  1. ^ A rescript is a written reply to a request for a canonical "favor". Cf. canon 59 of the 1983 Code of Canon Law.
  2. ^ In 2010, the AALE lost its recognition as an accrediting agency with the U.S. Department of Education ("Report of the Meeting of the National Advisory Committee on Institutional Quality and Integrity" (PDF). Department of Education. ed.gov. Retrieved March 4, 2013.). For institutions accredited by AALE in 2010 or earlier, accreditation remained valid through July 1, 2012 ("Domestic Standards, Applications, and Publications". American Academy for Liberal Education.

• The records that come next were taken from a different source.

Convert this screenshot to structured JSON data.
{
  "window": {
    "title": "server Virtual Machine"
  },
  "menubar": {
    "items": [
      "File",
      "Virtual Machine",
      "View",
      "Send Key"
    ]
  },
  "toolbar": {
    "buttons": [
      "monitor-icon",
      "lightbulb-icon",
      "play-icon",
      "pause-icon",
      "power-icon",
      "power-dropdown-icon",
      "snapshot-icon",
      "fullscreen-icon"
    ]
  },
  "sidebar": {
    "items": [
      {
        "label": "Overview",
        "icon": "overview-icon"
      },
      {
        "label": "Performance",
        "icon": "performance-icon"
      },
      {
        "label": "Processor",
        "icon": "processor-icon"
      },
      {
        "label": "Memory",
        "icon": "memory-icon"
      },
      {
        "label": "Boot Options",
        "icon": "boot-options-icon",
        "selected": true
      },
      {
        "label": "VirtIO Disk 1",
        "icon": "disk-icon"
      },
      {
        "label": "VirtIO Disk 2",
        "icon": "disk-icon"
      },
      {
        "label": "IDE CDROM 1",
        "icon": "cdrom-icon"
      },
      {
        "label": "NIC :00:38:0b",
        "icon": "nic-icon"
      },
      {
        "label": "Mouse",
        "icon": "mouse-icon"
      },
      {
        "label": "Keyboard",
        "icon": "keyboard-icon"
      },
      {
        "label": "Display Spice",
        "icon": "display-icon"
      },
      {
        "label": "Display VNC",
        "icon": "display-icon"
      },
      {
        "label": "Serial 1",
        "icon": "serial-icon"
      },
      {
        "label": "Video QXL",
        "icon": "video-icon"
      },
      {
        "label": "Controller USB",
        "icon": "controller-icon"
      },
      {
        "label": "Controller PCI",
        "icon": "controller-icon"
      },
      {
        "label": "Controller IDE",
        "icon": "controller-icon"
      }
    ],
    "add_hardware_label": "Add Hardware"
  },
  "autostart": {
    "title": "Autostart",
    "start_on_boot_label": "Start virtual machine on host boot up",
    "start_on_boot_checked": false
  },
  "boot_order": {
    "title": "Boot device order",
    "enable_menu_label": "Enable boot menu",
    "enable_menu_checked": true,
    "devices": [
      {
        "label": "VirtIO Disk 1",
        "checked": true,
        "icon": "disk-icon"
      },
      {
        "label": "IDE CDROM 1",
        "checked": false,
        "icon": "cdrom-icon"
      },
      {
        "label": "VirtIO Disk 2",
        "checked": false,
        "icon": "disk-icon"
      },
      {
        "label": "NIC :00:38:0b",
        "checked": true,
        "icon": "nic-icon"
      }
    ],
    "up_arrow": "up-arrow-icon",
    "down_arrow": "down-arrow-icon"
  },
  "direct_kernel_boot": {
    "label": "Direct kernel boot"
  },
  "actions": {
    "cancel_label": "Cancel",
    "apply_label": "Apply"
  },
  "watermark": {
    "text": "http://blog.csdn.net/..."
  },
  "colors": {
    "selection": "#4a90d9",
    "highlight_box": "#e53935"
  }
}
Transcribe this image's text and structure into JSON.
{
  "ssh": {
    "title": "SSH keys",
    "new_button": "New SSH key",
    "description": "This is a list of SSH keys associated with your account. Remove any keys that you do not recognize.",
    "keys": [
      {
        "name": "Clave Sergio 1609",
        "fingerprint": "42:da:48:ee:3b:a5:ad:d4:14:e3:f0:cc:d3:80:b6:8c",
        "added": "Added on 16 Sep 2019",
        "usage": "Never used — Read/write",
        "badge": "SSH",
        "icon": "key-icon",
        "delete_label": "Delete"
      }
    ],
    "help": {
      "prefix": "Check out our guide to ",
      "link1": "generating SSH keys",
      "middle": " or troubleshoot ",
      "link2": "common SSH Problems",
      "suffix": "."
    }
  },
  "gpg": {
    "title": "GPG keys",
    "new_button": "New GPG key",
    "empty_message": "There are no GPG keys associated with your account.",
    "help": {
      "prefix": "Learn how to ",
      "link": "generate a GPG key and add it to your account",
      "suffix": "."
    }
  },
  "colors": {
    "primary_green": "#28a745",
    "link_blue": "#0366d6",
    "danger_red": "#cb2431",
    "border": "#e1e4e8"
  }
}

Archived from the original on April 6, 2013. Retrieved March 4, 2013.).
  3. ^ Spes Vitae means "Hope for Life" in Latin (Magdalen.edu, "Student Organizations", accessed April 5, 2013).

External links[edit]